Since seafood is one of Norway's biggest exports, it introduced salmon sushi to Japan.
Norway is on Central European Standard Time (GMT+2). Without calculating for daylights savings, it’s roughly 6 hours ahead of New York City and 1 hour ahead of London.
All U.S. citizens are allowed to travel throughout Norway and the Schengen area for 90 days without obtaining a Visa.
When traveling for over 90 days, though, you must apply for one. For more information check out Schengen Info.
Top three airports in Norway:
Oslo Airport Gardermoen (OSL): This major international airport is only 29 miles from the city center, with 24-hour transportation provided to and from by train, bus, taxi, or shuttle.
Bergen Airport Flesland (BGO): This is the second largest airport in Norway, located in the small village of Flesland. While traveling to and from the airport, one can rent a car or take a taxi, tram or bus.
Trondheim Airport (TRD): This is the third largest airport in Norway, and about 32 kilometers from the city center.
The best way to travel around Norway is by Ruter, which includes local buses, trams, light rails, metro, and ferries.
You must have an electric card, which can be downloaded via the Ruter mobile app. This allows for the storage of tickets and the keeping of credit on ticket purchases.

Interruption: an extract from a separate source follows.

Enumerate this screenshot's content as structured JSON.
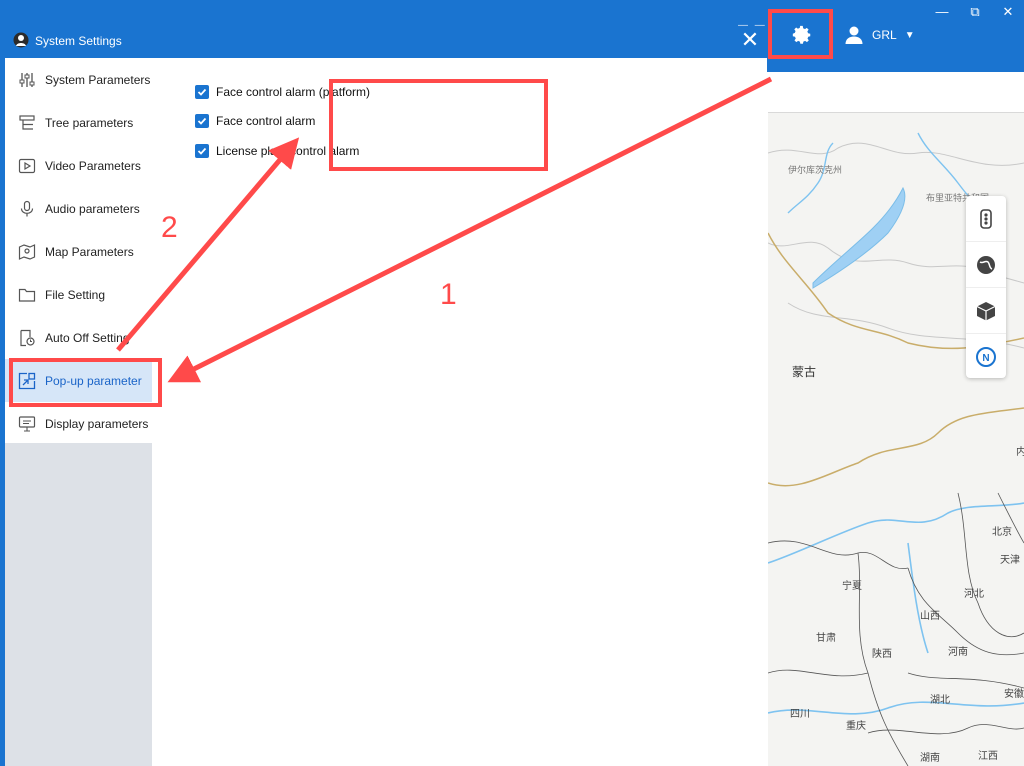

Women are well respected in Norway. It is generally a very safe country with low crime rates, but it’s important to always take precautions when traveling alone.
Be aware of your surroundings, and make sure you have your personal belongings with you at all times.
Over the course of a year, Norway’s temperature will range from 19°F (-7°C) to 71°F (21°C).
If you’re looking to experience warmer weather, the best time to visit is between the end of June and the middle of August.
The coldest months of the year fall between October and April, and the most rainfall occurs at the end of August.
The official language is Norwegian, but most people speak and understand English, Danish and Swedish as well.
Here are a few Norwegian words and phrases to learn:
Thank you: Takk skal du ha
You’re welcome: værsågod
Excuse me: unnskyld meg
I’m sorry: Beklager
Please: Vær så snill
Good moring: God morgen
Goodnight: God natt
My name is …: Mitt navn er …
Check, please: Regningen vær så snill
I don’t understand: Jeg forstår ikke
Do you speak English?: Snakker du engelsk?
Where is …?: hvor er …?
Call the police: ring politiet
Before you head to Norway, understand these local customs:
- Norwegians appreciate politeness. Try to say “thank you” in their language (“takk skal du ha”) whenever you can.
- Because the men are very respectful, women typically make the first move when engaging in conversation.
- Be sure to ask for help when you need it. Norwegians are very independent, and will only offer guidance once you reach out.
- To purchase wine or beer, you must be 18, and to purchase hard alcohol, you must be at least 20. Beer and wine are sold until 8PM on week nights, and 6PM on Saturdays. The only store that sells liquor is Vinmonopolet. No alcohol is sold on Sundays.
Norway’s currency unit is Norwegian Krone (NOK). Approximately 1 USD equals 8.25 NOK.
Exchanging money in Norway is simple. You can exchange money at many local banks, airports or Foreign Exchange Bureau stores.
Norway is an expensive place to visit and live in. Taxes are extremely high, in order to allow for free health care, welfare, and education.
Tipping is not expected and very much appreciated. Usually people tip 10 NOK of the total price.
Like most European countries, Norway carries the same two plug types (C and E).
Your converter should look like this:
Tap water in Norway is safe to drink. Bottled water can be purchased in supermarkets, kiosks, gas stations and delis.
WiFi is available in most places, so there should be no trouble gaining access to it.
If you choose to buy a service, head over to a Telenor or Telia to purchase a prepaid sim card, and make your passport readily available.
Norway is one of the most eco-friendly destinations to visit. It’s known for the nature conservation of its beautiful landscape.
Norway becomes its own kingdom.
The Viking era comes to an end with the Battle of Stamford Bridge.
Norway is finally released from Sweden’s control and Prince Carl of Denmark becomes king.
Anna Rogstad is the first female Member of Parliament.
Germany invades Norway during WWII.
Oil is found in Norway’s sector of the North Sea. The capitalization of oil and gas become ⅓ of the country’s annual earnings.
First documented salmon farm is built on the island of Hitra.
Same-sex relationships are legalized.
Oslo becomes hometown to the Nobel Peace Prize.
King Harald V succeeds his father as King of Norway.
Erna Solberg is elected Prime Minister of Norway.